At Least 150 People Are Confirmed To Have Died In A Huge Blast In Kabul
President Ashraf Ghani revised the death toll on Tuesday following last week's explosion. Four-hundred people were wounded, including 11 US State Department contractors. It is the deadliest single attack to strike Afghanistan since 2001.
At least 150 people died and hundreds more were wounded in a huge blast during morning rush hour in the centre of Kabul, Afghanistan on Wednesday, the president of the country has confirmed.
President Ashraf Ghani's revision of the death toll on Tuesday brought the number confirmed to have been killed dramatically upwards, making the attack the deadliest since the American-led coalition invaded the country in 2001.
Among those injured in the blast were 11 US State Department contractors — all of who were American citizens — a US defense official told BuzzFeed News. None of their injuries are life threatening.
The blast detonated at around 8:25 a.m. local time (12:25 a.m. ET) Wednesday morning in downtown Kabul, near Zanbaq Square. The road leads to the Afghan presidential palace as well as a number of foreign embassies, and at that time of the morning was crowded with commuters.
Ghani announced the latest death toll at the opening of the so-called Kabul Process, a gathering of 23 nations, as well as representatives from the EU, the UN and NATO to discuss security and political issues in the country, the Associated Press reported.
Last week, in the immediate wake of the bomb, Ghani condemned the "cowardly attack," which took place on the fifth day of the Muslim holy festival of Ramadan. Former president Hamid Karzai also tweeted to condemn the "inhuman" assault.
"The United States strongly condemns today’s deadly attack in Kabul," said US Secretary of State Rex Tillerson. "We offer our deepest condolences to the families and friends of those who were killed and injured, including our Afghan partners, members of the diplomatic and international communities, and many innocent Afghan citizens. In the face of this senseless and cowardly act, the U.S. commitment to Afghanistan is unwavering."
Emergency, an Italian medical NGO that works in Kabul, said that their emergency room was full in the immediate aftermath of the explosion on Wednesday. "This is HUGE," they tweeted.
Graphic photographs and video shared online immediately following the blast showed a huge plume of smoke above the buildings, as scores of emergency workers and Kabul residents rushed to help. Residents said the force of the blast shattered windows up to a mile away.
The scale of the attack prompted hospitals in the capital to ask for blood donations to help treat the wounded.

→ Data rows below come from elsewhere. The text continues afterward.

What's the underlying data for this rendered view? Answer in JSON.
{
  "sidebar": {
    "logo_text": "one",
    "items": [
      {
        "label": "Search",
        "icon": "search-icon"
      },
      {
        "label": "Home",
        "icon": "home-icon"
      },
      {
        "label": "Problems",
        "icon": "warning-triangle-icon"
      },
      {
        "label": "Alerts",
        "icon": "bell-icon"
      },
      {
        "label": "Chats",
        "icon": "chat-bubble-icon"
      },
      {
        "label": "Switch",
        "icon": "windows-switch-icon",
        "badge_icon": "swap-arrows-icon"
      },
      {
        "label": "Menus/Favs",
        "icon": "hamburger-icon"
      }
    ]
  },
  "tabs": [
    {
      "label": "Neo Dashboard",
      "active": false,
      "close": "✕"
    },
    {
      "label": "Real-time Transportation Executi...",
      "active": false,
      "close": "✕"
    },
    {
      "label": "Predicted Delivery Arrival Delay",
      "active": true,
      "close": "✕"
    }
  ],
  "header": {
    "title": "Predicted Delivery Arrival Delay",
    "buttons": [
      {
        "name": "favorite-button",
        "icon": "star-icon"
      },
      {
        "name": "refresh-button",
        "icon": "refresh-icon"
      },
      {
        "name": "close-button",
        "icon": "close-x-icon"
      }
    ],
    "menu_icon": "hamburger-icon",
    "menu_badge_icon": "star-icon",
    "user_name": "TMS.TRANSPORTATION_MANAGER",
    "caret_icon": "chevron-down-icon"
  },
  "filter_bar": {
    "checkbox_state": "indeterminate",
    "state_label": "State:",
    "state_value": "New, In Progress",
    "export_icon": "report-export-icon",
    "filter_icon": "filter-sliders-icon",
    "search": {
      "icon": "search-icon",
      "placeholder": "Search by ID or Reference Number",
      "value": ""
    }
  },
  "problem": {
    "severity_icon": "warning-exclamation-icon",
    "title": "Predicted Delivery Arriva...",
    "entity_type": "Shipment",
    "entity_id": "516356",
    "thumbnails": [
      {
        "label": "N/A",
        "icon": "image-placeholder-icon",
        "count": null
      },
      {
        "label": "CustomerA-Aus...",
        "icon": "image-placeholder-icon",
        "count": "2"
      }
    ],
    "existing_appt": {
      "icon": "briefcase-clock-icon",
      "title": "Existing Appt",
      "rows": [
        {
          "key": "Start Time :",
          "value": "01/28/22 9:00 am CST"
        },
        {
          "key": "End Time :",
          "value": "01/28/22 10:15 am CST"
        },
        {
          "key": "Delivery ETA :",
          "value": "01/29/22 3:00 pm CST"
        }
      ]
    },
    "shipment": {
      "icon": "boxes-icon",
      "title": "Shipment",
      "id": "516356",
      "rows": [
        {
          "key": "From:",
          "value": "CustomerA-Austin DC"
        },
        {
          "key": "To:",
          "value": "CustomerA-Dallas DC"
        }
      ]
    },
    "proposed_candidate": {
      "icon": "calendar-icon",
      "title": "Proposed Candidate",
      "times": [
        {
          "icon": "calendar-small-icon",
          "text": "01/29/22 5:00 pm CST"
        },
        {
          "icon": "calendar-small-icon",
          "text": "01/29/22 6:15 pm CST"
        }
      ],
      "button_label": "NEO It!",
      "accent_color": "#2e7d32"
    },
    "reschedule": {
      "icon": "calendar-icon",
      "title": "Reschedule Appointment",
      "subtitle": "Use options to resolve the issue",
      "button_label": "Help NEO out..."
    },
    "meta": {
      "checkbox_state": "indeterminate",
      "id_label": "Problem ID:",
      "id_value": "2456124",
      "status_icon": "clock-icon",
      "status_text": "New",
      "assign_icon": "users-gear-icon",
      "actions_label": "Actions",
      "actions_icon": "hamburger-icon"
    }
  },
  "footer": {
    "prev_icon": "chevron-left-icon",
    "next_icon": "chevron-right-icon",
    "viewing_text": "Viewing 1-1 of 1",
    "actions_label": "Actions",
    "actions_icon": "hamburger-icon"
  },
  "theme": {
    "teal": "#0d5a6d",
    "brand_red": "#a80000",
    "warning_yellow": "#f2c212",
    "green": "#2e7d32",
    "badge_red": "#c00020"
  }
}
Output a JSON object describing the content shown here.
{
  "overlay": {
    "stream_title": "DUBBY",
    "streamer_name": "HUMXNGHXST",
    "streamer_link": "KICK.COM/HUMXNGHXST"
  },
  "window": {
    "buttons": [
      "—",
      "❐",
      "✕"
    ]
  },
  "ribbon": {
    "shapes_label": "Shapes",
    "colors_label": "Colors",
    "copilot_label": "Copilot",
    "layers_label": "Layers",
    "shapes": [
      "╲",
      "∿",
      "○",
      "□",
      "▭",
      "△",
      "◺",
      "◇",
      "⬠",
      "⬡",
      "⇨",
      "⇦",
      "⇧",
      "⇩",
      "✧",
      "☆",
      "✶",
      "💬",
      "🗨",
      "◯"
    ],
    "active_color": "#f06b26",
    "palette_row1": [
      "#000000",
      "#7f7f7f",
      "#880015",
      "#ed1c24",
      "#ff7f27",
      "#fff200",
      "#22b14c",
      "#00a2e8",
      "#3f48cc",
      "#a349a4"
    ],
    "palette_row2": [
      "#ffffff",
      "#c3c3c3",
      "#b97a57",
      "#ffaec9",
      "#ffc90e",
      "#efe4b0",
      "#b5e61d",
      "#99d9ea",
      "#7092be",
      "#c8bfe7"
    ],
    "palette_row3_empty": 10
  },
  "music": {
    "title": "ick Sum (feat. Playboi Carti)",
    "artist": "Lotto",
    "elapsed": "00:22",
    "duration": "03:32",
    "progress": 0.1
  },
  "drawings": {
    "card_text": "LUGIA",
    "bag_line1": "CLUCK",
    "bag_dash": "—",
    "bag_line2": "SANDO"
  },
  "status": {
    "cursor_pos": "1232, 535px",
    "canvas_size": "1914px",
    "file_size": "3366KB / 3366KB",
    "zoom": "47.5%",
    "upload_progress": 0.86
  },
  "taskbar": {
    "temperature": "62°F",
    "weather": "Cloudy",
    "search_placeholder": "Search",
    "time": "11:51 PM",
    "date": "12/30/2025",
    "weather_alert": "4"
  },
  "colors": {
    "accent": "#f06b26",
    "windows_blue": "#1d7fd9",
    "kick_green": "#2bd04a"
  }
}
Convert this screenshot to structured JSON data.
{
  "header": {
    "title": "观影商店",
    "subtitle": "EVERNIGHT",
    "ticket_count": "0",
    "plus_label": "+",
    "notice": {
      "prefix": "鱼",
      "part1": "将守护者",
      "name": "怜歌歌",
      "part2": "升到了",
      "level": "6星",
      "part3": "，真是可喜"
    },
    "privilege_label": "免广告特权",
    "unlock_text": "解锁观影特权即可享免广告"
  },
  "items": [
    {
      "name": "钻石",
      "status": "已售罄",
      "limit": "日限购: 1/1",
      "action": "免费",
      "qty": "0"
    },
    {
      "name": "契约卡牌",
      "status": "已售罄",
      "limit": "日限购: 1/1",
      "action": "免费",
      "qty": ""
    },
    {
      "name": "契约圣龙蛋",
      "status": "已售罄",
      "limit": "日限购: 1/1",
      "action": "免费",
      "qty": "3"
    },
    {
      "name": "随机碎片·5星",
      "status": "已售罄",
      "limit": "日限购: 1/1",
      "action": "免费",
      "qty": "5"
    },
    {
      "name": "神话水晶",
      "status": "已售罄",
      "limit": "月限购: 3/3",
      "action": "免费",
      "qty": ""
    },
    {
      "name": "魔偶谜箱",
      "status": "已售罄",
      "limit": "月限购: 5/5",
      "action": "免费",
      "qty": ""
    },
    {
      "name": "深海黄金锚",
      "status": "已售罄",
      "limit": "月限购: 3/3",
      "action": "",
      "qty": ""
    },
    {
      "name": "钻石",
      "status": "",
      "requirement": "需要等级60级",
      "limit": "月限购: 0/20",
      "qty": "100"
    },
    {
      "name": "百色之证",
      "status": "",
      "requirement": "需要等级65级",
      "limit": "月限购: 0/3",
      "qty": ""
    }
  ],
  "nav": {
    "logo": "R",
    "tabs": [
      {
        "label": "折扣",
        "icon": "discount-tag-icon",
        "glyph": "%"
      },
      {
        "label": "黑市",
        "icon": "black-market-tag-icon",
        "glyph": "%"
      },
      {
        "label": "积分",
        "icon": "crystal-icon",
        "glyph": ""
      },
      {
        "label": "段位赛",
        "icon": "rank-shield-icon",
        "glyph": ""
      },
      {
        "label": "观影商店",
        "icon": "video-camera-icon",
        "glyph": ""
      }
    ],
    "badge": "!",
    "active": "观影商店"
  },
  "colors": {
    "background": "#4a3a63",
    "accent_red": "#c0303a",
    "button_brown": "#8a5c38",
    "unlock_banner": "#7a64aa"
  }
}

International organizations and correspondents based in Kabul tweeted confirming the size and scale of the blast, with many writing that it was felt across the city.
There were also fears that given the location of the explosion – near embassies – international staff were caught up in the blast. The German Embassy confirmed that a member of its staff had been injured and an Afghan security guard had been killed. French officials said their building had been damaged, but that its personnel were accounted for. India's Foreign Minister Sushma Swaraj, whose embassy was among the closest to the blast, said all its staff were accounted for.
The area was considered one of the safest in the city, with 3-meter-high walls surrounding it. The blast raises questions about how a bomb – reportedly placed in either a water tanker or a lorry – could have been planted.
No group has claimed the explosion. The Taliban announced its traditional spring offensive last month, and ISIS has been reported to have made advances in the country. Both groups have attacked the capital before.
A spokesperson for the Taliban told Al Jazeera that the group is not responsible for the attack. A statement purporting to be from the group also appeared online and appeared to reject and attack and the subsequent civilian casualties.
The United States still has 8,400 troops in the country. Another 5,000 are divided between NATO allies, who continue a peacekeeping mission started more than a decade ago.
Jens Stoltenburg, NATO secretary general, was among the first to express his condolences for the loss of life.
Pakistan's Foreign Office also released a statement, condemning the attack and mourning those killed. "Pakistan strongly condemns terrorist attack in Kabul this morning that has caused loss of precious human lives and injuries to many," it read. India's PM Narendra Modi also condemned the attack.
The blast detonated near a number of media offices, including the BBC bureau. In a tweet this morning, it confirmed Mohamad Nazir, a member of its staff, had died as he drove staff to the office this morning. He leaves behind four children and his wife.
Six other BBC employees were injured, although their injuries were not "life threatening."
Amnesty International strongly condemned the attack on civilians, and said it was yet another sign that the conflict in Afghanistan was not winding down, but "dangerously widening".
The international NGO's Afghanistan Researcher Horia Mosadiq said the " horrific act of violence and a heartbreaking reminder" that civilians continued to suffer. “There must be an immediate, impartial and effective investigation that delivers justice to the victims," they said, calling on the International Criminal Court to investigate and hold the perpetrators to account.
John Hudson contributed to this report.